“We’re talking about one of the world’s worst dictatorships. We can’t send weapons to dictatorships that should be buying food instead,” Green Party defence policy spokesperson Peter Rådberg told the TT news agency on Monday.
The comments come after a report published in Jane’s Defence Weekly, one of the world’s foremost publications on the defence industry, revealed Saudi Arabia as the buyer in a 4.5 billion kronor ($669 million) deal for a Saab-produced advanced early warning radar system.
The system, known as the Saab 2000 Airborne Early Warning & Control system, includes Saab 2000 aircraft equipped with the advanced ERIEYE radar system, as well as ground equipment and logistics and support services.
Saab announced the deal last week, but didn’t divulge the name of the client.
According to Jane’s, Saudi Arabia is interested in the Swedish system’s ability to see low and slow-moving flying objects and because it works well over both land and water.
Rådberg was also reacting to statistics published on Monday from the Swedish Agency for Non-Proliferation and Export Controls (Inspektionen för strategiska produkter - ISP) which show that Saudi Arabia received arms shipments from Sweden as recently as August.

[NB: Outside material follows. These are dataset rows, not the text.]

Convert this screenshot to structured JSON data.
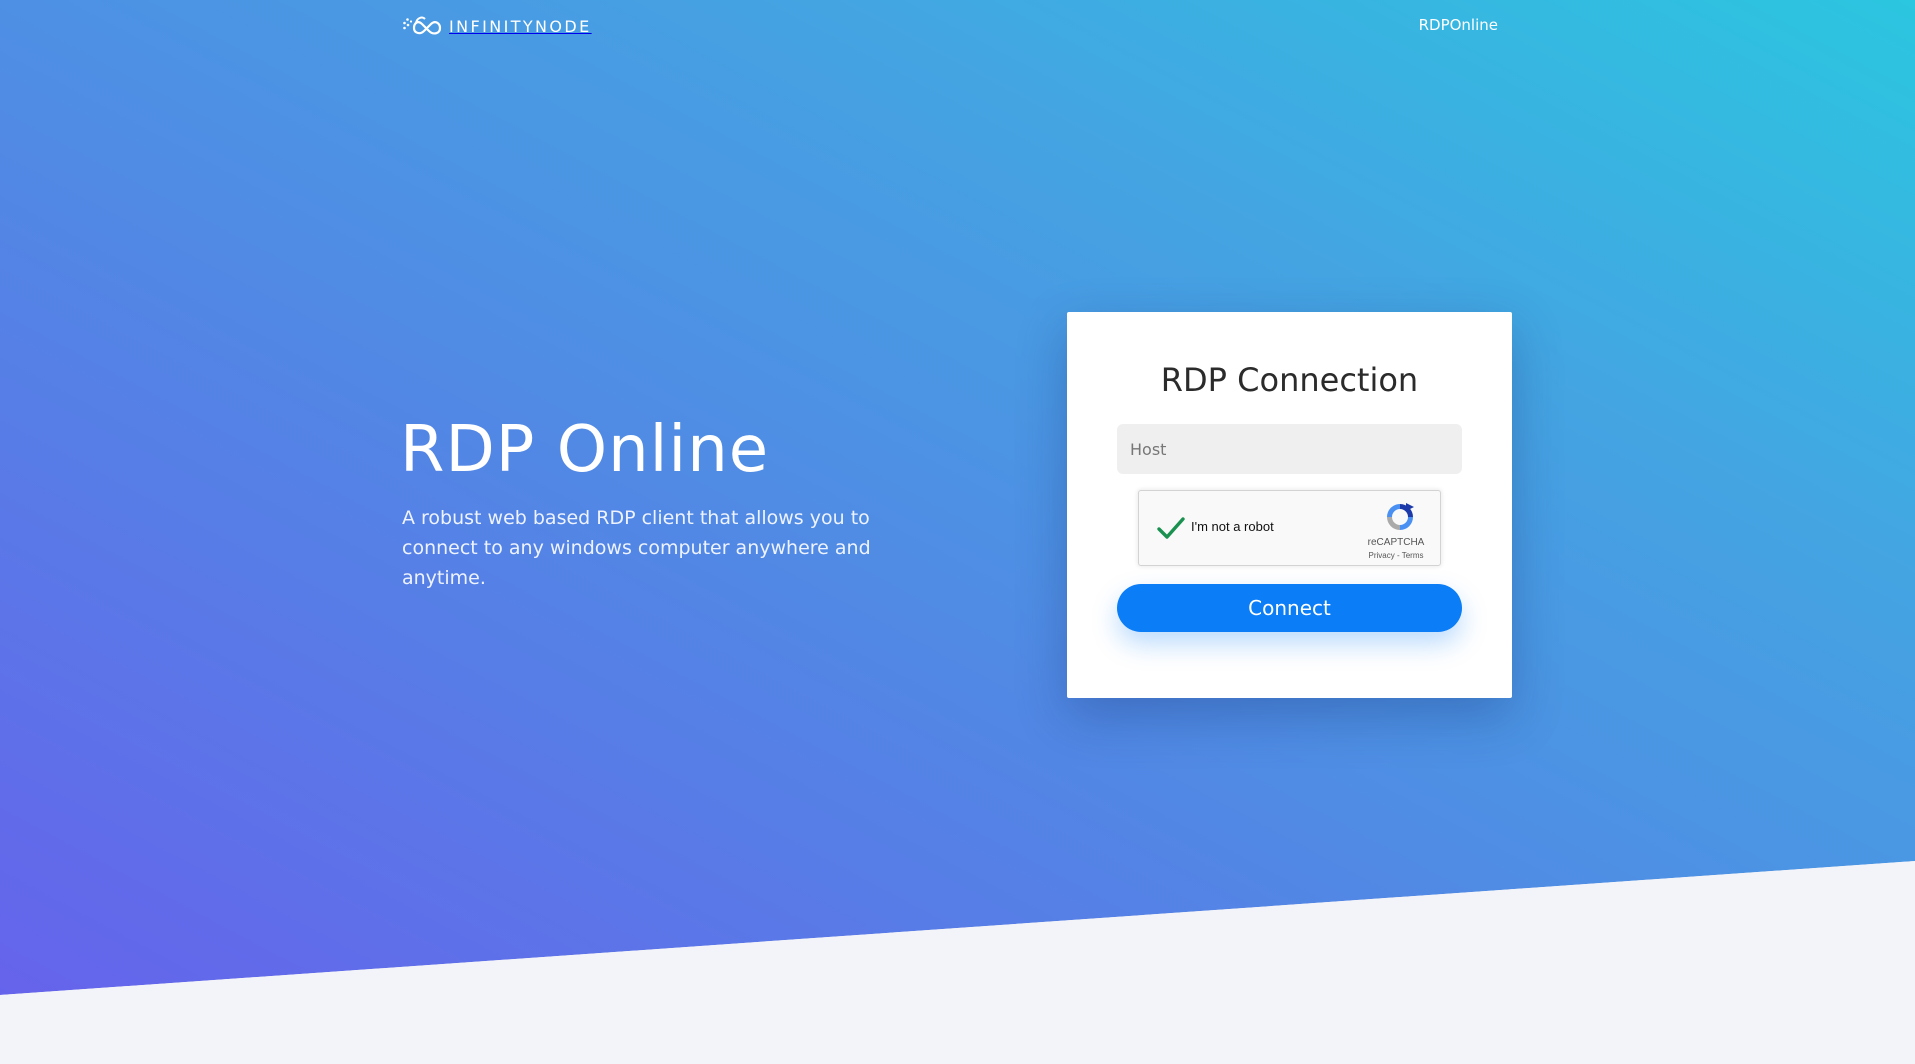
{
  "nav": {
    "brand_text": "INFINITYNODE",
    "link_label": "RDPOnline"
  },
  "hero": {
    "title": "RDP Online",
    "subtitle": "A robust web based RDP client that allows you to connect to any windows computer anywhere and anytime."
  },
  "form": {
    "title": "RDP Connection",
    "host_placeholder": "Host",
    "host_value": "",
    "connect_label": "Connect",
    "recaptcha": {
      "label": "I'm not a robot",
      "brand": "reCAPTCHA",
      "privacy": "Privacy",
      "separator": " - ",
      "terms": "Terms",
      "checked": true
    }
  },
  "colors": {
    "gradient_start": "#6760ec",
    "gradient_end": "#2bc6e0",
    "button": "#0a7df7",
    "check": "#1a9150",
    "bottom_band": "#f3f4f9"
  },
  "icons": [
    "infinity-cloud-logo-icon",
    "checkmark-icon",
    "recaptcha-logo-icon"
  ]
}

Swedish military products were also sent to Saudi Arabia in March, April and May of this year.
The exports in August and March were classified as combat materiel, which can include “missiles, rockets, torpedoes, bombs, etc.”
The opposition Red-Green coalition has long called for a comprehensive review of Sweden’s arms export procedures. Rådberg added that deals like the one between Saab and Saudi Arabia wouldn’t be allowed if the Green Party had the chance to decide on the matter.

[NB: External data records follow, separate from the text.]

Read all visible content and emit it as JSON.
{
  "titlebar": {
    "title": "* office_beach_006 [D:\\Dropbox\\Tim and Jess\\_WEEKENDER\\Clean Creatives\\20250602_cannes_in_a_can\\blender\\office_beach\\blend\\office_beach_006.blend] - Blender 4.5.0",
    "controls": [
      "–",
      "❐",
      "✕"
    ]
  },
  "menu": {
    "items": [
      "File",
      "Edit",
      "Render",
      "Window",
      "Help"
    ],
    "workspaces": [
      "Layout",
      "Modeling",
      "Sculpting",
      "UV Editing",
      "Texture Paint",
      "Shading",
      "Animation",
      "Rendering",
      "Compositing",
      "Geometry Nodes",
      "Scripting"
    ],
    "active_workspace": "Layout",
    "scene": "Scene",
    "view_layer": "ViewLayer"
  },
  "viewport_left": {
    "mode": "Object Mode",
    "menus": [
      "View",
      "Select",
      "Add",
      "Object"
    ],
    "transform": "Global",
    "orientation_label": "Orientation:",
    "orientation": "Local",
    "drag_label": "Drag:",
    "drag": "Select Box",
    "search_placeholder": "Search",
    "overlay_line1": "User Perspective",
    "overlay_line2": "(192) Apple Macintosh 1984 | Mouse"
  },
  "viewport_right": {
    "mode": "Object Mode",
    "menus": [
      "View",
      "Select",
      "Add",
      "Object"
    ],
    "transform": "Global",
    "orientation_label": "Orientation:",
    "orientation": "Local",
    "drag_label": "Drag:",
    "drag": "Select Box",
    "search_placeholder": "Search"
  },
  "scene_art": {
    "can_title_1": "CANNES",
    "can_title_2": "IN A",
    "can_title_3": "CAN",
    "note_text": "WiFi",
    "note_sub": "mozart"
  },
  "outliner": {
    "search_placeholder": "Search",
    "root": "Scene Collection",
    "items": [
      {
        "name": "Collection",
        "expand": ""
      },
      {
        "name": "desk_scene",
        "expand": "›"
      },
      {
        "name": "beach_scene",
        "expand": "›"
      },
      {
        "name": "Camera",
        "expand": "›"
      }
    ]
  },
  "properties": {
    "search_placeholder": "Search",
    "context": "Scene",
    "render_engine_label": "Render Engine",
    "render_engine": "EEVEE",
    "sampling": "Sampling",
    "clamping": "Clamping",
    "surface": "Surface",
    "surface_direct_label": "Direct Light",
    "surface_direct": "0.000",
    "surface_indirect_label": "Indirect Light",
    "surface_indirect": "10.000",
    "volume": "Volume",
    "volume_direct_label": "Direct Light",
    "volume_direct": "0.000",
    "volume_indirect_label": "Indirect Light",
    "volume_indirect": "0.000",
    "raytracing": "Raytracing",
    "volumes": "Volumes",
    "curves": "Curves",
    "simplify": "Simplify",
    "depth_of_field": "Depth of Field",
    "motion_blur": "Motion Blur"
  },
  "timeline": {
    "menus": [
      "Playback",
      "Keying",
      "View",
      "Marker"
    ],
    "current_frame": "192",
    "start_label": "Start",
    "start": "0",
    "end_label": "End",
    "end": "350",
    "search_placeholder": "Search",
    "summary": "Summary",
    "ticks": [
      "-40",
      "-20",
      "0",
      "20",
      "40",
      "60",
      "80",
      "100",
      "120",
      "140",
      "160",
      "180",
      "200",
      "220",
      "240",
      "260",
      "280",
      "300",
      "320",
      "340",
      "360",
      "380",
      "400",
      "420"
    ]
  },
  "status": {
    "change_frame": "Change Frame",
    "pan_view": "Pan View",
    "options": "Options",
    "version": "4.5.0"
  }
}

Swedish military exports to Saudi Arabia also caused a stir earlier this year following a report that another Saab subsidiary, Saab Bofors Dynamics, sold anti-tank missiles to Saudi Arabia.
While Saab refused to confirm that it was involved in the deal, which was approved in 2002, it has since been sent to the Riksdag committee on the constitution for review.
Revelations about Swedish arms sales to Saudi Arabia also angered Hans Linde, foreign policy spokesperson for the Left Party, who blamed Sweden’s complicated export rules.
“If we had gotten a Red-Green government we would have introduced legislation which, in my estimation, would have stopped weapons exports to countries like Saudi Arabia,” Linde told TT.